[Opening SUPPLIED RECORDS section]

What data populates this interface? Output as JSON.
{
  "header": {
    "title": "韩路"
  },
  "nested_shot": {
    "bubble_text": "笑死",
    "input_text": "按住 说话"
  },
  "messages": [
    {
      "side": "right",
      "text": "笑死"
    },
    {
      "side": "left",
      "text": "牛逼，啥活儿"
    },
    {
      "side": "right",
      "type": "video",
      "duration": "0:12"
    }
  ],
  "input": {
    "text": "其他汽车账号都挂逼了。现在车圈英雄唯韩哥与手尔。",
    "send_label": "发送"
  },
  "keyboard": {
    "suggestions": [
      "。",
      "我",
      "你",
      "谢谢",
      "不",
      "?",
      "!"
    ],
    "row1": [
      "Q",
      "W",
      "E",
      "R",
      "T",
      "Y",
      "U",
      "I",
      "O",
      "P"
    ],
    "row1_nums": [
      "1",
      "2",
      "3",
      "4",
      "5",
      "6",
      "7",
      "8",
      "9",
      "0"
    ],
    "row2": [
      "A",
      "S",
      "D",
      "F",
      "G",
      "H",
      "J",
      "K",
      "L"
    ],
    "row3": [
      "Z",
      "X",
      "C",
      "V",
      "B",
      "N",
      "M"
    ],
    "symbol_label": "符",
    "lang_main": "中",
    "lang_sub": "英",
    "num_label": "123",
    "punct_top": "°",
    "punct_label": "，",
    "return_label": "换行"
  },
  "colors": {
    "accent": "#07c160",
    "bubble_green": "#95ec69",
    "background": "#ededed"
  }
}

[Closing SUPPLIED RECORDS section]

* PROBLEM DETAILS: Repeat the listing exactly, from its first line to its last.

* REPLY TO THE EXERCISE:
What data populates this interface? Output as JSON.
{
  "header": {
    "title": "韩路"
  },
  "nested_shot": {
    "bubble_text": "笑死",
    "input_text": "按住 说话"
  },
  "messages": [
    {
      "side": "right",
      "text": "笑死"
    },
    {
      "side": "left",
      "text": "牛逼，啥活儿"
    },
    {
      "side": "right",
      "type": "video",
      "duration": "0:12"
    }
  ],
  "input": {
    "text": "其他汽车账号都挂逼了。现在车圈英雄唯韩哥与手尔。",
    "send_label": "发送"
  },
  "keyboard": {
    "suggestions": [
      "。",
      "我",
      "你",
      "谢谢",
      "不",
      "?",
      "!"
    ],
    "row1": [
      "Q",
      "W",
      "E",
      "R",
      "T",
      "Y",
      "U",
      "I",
      "O",
      "P"
    ],
    "row1_nums": [
      "1",
      "2",
      "3",
      "4",
      "5",
      "6",
      "7",
      "8",
      "9",
      "0"
    ],
    "row2": [
      "A",
      "S",
      "D",
      "F",
      "G",
      "H",
      "J",
      "K",
      "L"
    ],
    "row3": [
      "Z",
      "X",
      "C",
      "V",
      "B",
      "N",
      "M"
    ],
    "symbol_label": "符",
    "lang_main": "中",
    "lang_sub": "英",
    "num_label": "123",
    "punct_top": "°",
    "punct_label": "，",
    "return_label": "换行"
  },
  "colors": {
    "accent": "#07c160",
    "bubble_green": "#95ec69",
    "background": "#ededed"
  }
}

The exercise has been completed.